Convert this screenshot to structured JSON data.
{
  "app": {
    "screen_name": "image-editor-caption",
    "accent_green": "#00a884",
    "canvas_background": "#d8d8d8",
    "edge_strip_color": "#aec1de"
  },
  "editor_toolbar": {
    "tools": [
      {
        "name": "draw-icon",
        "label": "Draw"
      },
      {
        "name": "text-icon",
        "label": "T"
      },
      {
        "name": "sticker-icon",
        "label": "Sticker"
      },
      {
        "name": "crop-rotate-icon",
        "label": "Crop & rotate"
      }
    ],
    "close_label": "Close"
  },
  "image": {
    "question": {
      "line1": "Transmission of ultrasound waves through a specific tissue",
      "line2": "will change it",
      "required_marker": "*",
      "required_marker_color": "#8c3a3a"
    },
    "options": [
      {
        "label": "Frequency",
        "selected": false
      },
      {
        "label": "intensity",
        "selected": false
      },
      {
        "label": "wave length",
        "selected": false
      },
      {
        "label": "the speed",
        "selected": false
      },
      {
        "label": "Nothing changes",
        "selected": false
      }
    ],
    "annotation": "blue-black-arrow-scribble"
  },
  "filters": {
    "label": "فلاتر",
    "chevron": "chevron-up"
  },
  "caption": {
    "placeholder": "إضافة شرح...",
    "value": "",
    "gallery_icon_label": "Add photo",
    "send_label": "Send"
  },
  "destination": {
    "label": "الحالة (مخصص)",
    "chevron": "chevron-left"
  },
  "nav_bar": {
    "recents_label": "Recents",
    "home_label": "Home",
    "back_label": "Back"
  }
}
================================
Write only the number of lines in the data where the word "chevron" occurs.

◆ SOLUTION TO THIS PROBLEM ◆
2